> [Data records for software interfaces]
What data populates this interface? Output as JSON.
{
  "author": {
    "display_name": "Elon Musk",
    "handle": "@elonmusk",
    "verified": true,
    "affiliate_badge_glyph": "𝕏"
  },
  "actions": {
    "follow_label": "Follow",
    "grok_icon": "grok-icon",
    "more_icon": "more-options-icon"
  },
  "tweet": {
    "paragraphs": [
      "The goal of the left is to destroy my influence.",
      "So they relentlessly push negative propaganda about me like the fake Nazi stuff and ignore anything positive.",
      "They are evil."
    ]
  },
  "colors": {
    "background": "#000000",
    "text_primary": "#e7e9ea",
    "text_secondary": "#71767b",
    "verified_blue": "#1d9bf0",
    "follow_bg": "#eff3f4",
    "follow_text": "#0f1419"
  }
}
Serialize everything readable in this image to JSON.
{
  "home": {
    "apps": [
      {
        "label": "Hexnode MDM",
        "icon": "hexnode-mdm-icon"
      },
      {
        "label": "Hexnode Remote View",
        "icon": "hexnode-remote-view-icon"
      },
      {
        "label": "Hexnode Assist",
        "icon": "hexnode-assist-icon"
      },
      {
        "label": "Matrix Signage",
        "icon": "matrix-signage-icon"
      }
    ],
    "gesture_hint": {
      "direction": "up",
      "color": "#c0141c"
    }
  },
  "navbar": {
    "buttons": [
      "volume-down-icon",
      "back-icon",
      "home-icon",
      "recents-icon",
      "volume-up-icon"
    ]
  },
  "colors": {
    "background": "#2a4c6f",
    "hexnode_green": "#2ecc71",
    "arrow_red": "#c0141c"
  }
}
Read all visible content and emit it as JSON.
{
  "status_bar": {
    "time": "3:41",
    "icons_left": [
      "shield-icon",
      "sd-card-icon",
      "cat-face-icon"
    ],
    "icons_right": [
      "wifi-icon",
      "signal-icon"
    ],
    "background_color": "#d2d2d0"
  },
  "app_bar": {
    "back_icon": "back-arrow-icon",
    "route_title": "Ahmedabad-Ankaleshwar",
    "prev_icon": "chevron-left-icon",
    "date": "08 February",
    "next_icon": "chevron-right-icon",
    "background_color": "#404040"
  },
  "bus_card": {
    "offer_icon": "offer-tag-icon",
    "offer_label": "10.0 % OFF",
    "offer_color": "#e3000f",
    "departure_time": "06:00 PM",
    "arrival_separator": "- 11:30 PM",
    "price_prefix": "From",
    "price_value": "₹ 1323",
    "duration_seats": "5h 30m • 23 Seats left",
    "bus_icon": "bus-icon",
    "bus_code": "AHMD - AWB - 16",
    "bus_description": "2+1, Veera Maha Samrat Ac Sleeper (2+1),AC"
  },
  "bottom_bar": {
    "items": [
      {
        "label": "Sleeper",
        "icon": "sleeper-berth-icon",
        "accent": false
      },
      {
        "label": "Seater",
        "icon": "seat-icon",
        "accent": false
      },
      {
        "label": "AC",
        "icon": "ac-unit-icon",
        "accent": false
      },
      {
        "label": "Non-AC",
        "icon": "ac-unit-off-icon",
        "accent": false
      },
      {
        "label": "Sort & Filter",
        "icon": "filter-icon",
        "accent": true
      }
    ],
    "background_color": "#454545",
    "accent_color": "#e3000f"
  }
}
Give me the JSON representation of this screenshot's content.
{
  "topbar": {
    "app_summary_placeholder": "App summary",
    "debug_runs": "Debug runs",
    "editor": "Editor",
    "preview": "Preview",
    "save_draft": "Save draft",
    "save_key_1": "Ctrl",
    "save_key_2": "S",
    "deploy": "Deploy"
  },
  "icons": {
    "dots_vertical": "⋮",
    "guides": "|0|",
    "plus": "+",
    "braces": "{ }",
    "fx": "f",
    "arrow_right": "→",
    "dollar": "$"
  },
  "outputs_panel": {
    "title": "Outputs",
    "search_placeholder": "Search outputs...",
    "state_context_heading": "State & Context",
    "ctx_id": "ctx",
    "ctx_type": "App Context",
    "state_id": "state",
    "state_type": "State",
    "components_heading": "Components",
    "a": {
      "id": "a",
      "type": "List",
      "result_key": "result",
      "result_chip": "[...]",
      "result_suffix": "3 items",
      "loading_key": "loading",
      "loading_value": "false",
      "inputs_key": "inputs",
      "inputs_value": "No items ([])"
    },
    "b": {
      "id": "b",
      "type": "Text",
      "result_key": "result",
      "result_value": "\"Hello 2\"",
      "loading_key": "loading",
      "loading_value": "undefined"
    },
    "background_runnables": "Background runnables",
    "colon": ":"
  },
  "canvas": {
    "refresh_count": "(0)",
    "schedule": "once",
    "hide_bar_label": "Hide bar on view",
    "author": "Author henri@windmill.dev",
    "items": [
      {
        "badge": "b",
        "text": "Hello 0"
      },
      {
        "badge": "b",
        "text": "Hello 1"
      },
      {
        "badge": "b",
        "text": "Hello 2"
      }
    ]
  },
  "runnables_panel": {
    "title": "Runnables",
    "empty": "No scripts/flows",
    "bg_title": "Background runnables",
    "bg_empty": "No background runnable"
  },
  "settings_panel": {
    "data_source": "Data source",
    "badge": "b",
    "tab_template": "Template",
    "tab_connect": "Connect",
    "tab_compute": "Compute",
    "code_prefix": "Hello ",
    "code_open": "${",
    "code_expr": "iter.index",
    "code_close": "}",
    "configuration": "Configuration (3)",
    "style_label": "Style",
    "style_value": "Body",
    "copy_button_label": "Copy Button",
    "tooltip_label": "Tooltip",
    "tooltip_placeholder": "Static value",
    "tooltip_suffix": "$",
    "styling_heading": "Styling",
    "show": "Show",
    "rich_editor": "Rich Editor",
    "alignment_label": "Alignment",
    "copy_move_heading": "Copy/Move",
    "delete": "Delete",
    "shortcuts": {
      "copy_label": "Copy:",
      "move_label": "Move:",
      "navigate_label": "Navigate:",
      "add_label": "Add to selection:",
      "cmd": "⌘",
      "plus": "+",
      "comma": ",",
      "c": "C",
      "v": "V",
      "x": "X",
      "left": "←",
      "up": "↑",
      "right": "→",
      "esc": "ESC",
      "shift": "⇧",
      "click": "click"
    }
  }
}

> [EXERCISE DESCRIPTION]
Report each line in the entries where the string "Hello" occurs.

> [OUTPUT FOR THIS TASK]
      "result_value": "\"Hello 2\"",
        "text": "Hello 0"
        "text": "Hello 1"
        "text": "Hello 2"
    "code_prefix": "Hello ",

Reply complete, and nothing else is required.